North Korean residents preparing the harvest at a collective farm in
Namchon, Chongdan County, South Hwanghae Province.
Image: Rodong Sinmun
Rice prices in some regions of North Korea have reportedly fallen by approximately 1000 KPW over the last few days. The price of rice has generally hovered around 5000 KPW per kilo since Kim Jong Un took power, but recently dropped to 3500 KPW due to an increase in supply from the harvest season and rice imports.
A Daily NK source in North Hwanghae Province reported on November 3 that the price of one kilo of rice was about 4800 KPW in the middle of last month, but has now fallen to 3500 KPW over the last few days.
“People are happy about the price drop,” she said.
“Although rice prices in the markets around the northern regions (North Hamgyong Province, Ryanggang Province) are continuing to average 5000 KPW per kilo, it’s being sold at 3500 KPW per kilo in the rural areas of North and South Hwanghae Provinces. It’s believed that this was caused by a fairly good harvest in the agricultural zones of the provinces of North and South Pyongan and North and South Hwanghae, which was better than last year.”

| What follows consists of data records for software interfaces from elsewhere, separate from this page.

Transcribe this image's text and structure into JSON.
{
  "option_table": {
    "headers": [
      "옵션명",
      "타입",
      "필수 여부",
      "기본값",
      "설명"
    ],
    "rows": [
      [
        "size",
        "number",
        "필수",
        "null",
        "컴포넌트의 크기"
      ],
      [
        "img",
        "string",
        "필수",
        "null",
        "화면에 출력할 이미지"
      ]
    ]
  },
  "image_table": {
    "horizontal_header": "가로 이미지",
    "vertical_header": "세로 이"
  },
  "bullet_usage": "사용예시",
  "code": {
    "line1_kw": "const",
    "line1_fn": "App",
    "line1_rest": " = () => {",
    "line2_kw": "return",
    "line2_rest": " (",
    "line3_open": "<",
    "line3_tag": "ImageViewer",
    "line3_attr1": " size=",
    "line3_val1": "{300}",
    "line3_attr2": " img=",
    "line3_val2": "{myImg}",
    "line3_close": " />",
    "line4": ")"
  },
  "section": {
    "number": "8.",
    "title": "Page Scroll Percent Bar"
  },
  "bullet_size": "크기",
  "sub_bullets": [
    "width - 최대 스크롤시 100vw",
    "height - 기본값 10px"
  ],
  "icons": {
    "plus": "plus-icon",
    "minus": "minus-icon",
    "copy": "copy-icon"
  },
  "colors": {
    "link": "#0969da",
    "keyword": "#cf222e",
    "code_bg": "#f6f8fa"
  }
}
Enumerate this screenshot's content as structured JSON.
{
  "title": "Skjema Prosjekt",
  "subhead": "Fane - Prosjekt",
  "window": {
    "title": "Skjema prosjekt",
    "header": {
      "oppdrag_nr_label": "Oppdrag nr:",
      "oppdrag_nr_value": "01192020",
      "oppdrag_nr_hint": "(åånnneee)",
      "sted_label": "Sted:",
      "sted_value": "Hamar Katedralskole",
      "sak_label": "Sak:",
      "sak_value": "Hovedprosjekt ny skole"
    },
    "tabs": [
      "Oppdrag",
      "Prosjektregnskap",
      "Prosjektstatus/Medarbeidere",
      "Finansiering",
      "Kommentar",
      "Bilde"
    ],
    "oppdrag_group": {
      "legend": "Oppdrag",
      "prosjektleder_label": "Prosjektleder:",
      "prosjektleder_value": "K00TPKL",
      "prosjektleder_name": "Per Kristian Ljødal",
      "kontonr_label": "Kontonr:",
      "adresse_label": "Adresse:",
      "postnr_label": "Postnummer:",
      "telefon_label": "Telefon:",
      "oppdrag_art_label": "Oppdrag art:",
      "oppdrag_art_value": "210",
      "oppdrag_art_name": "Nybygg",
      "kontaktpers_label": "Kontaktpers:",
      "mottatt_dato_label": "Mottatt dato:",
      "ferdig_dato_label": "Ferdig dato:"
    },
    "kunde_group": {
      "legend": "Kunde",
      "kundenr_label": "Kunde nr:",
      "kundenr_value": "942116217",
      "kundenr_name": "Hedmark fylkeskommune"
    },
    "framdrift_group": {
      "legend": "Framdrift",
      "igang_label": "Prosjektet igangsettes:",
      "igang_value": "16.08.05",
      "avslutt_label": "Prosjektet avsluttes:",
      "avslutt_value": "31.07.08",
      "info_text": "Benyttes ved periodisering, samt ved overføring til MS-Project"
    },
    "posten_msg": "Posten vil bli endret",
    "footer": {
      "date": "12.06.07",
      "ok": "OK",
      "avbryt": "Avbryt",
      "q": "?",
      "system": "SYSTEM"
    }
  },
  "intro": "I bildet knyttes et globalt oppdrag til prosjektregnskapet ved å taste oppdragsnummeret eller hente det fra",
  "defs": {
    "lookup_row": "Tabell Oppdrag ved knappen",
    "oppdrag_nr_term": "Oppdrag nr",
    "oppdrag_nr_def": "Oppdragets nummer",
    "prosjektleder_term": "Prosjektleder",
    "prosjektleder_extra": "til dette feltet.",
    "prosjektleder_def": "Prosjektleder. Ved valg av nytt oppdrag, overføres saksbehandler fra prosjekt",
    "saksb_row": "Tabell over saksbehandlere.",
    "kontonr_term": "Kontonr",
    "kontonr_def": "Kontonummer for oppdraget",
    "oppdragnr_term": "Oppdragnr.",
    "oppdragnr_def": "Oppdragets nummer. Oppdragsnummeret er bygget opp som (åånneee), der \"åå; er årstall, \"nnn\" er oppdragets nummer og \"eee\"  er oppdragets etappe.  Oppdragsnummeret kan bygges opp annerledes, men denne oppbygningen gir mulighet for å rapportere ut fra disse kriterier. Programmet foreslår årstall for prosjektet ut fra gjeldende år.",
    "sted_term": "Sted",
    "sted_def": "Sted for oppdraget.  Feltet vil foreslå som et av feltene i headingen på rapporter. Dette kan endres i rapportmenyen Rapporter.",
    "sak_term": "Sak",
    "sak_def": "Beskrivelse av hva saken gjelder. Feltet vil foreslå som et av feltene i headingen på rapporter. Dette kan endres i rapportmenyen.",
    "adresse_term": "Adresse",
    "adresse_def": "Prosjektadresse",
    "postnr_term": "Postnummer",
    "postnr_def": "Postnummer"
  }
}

In North Korea, rice prices fluctuate in accordance with grain production. During the harvest season, prices tend to drop when increasing volumes of rice enter the market, most of which occurs via embezzlement channels set up by officials.
“During the harvest season, officials in charge of the farms embezzle a proportion of the rice for themselves and sell it at the market, which seems to be the reason for the recent decline in rice prices,” the source said.
In addition, public sentiment towards the change in prices also has an impact on prices. Rumors have been spreading among the residents that large volumes of rice will be donated by UN agencies, prompting vendors to try and sell their own product more quickly.
There has also reportedly been an influx of imported rice into the market, further driving up competition.
Addressing this phenomenon, VOA (Voice of America) reported that since the Kim Jong regime came to power, North Korea imported the largest volume of rice from China on record (on monthly basis) in September. According to an analysis of recordings from the Chinese General Administration of Customs by Kwon Tae Jin (director of the Center for Studies on North Korea and Northeast Asia at the GS&J Institute), the volume of Chinese grain imported into North Korea in September reached a total of 18,877 tons.
“Upon seeing the imported rice being sold in the market, local merchants have dropped their prices to try and sell all of their product. The wholesale dealers and vendors in the rice trade all seem a bit confused by the rapid fluctuations in price,” added a source in South Hwanghae Province.
However, this phenomenon may only be a temporary occurrence, as rice prices in other regions remain relatively stable. As the rice influx circulates among the other regions, it is thought that prices will stabilize.
Cho Bong Hyun, the deputy director of IBK Economic Research Institute further commented that, “the regime seems to be distributing large amounts of imported rice to placate the population, but there are issues with the sustainability of this practice. Unless the total volume of incoming rice remains steady, the price declines seen will not be sustained for long.”